How to complete this task -
Each entry that follows should be retyped in full and exactly.

Exercise material -

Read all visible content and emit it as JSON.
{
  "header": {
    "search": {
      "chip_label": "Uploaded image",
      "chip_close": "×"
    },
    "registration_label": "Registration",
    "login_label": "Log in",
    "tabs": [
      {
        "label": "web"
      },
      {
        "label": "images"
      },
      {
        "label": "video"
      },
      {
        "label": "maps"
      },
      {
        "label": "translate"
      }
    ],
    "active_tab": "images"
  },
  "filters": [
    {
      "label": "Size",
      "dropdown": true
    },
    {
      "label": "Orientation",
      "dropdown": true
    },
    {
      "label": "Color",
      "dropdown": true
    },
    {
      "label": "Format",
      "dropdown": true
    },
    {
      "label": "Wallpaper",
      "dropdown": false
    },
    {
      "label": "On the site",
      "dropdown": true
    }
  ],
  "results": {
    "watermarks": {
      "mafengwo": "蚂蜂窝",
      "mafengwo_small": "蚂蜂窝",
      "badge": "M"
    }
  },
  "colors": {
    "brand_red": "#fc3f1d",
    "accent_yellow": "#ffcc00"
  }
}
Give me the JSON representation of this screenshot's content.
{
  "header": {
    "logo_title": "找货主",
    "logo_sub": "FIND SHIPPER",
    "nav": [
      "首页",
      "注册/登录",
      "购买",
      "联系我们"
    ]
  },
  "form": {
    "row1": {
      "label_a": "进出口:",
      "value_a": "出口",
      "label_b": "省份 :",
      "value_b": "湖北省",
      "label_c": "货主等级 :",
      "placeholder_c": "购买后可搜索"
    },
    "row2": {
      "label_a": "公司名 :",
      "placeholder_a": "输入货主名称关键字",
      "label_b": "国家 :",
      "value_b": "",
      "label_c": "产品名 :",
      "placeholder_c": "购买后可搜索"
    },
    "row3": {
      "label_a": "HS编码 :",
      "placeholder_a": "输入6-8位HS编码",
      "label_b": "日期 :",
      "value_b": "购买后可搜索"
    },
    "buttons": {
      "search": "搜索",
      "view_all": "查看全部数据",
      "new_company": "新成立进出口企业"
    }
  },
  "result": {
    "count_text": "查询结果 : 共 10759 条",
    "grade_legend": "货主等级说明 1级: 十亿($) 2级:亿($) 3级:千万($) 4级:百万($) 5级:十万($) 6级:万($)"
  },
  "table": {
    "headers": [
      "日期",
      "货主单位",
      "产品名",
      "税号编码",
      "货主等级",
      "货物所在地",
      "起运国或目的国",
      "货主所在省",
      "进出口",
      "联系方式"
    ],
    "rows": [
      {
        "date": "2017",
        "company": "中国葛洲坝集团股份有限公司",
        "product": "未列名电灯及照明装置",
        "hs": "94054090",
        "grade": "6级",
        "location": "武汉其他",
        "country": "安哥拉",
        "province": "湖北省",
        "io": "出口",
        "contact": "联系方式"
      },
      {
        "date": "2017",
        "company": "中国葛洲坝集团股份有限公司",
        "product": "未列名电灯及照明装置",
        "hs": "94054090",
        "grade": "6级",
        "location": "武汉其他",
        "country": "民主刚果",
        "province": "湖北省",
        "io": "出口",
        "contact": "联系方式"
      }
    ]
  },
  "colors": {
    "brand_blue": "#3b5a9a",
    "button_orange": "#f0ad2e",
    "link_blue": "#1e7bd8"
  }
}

Output for this exercise -
Read all visible content and emit it as JSON.
{
  "header": {
    "search": {
      "chip_label": "Uploaded image",
      "chip_close": "×"
    },
    "registration_label": "Registration",
    "login_label": "Log in",
    "tabs": [
      {
        "label": "web"
      },
      {
        "label": "images"
      },
      {
        "label": "video"
      },
      {
        "label": "maps"
      },
      {
        "label": "translate"
      }
    ],
    "active_tab": "images"
  },
  "filters": [
    {
      "label": "Size",
      "dropdown": true
    },
    {
      "label": "Orientation",
      "dropdown": true
    },
    {
      "label": "Color",
      "dropdown": true
    },
    {
      "label": "Format",
      "dropdown": true
    },
    {
      "label": "Wallpaper",
      "dropdown": false
    },
    {
      "label": "On the site",
      "dropdown": true
    }
  ],
  "results": {
    "watermarks": {
      "mafengwo": "蚂蜂窝",
      "mafengwo_small": "蚂蜂窝",
      "badge": "M"
    }
  },
  "colors": {
    "brand_red": "#fc3f1d",
    "accent_yellow": "#ffcc00"
  }
}
Give me the JSON representation of this screenshot's content.
{
  "header": {
    "logo_title": "找货主",
    "logo_sub": "FIND SHIPPER",
    "nav": [
      "首页",
      "注册/登录",
      "购买",
      "联系我们"
    ]
  },
  "form": {
    "row1": {
      "label_a": "进出口:",
      "value_a": "出口",
      "label_b": "省份 :",
      "value_b": "湖北省",
      "label_c": "货主等级 :",
      "placeholder_c": "购买后可搜索"
    },
    "row2": {
      "label_a": "公司名 :",
      "placeholder_a": "输入货主名称关键字",
      "label_b": "国家 :",
      "value_b": "",
      "label_c": "产品名 :",
      "placeholder_c": "购买后可搜索"
    },
    "row3": {
      "label_a": "HS编码 :",
      "placeholder_a": "输入6-8位HS编码",
      "label_b": "日期 :",
      "value_b": "购买后可搜索"
    },
    "buttons": {
      "search": "搜索",
      "view_all": "查看全部数据",
      "new_company": "新成立进出口企业"
    }
  },
  "result": {
    "count_text": "查询结果 : 共 10759 条",
    "grade_legend": "货主等级说明 1级: 十亿($) 2级:亿($) 3级:千万($) 4级:百万($) 5级:十万($) 6级:万($)"
  },
  "table": {
    "headers": [
      "日期",
      "货主单位",
      "产品名",
      "税号编码",
      "货主等级",
      "货物所在地",
      "起运国或目的国",
      "货主所在省",
      "进出口",
      "联系方式"
    ],
    "rows": [
      {
        "date": "2017",
        "company": "中国葛洲坝集团股份有限公司",
        "product": "未列名电灯及照明装置",
        "hs": "94054090",
        "grade": "6级",
        "location": "武汉其他",
        "country": "安哥拉",
        "province": "湖北省",
        "io": "出口",
        "contact": "联系方式"
      },
      {
        "date": "2017",
        "company": "中国葛洲坝集团股份有限公司",
        "product": "未列名电灯及照明装置",
        "hs": "94054090",
        "grade": "6级",
        "location": "武汉其他",
        "country": "民主刚果",
        "province": "湖北省",
        "io": "出口",
        "contact": "联系方式"
      }
    ]
  },
  "colors": {
    "brand_blue": "#3b5a9a",
    "button_orange": "#f0ad2e",
    "link_blue": "#1e7bd8"
  }
}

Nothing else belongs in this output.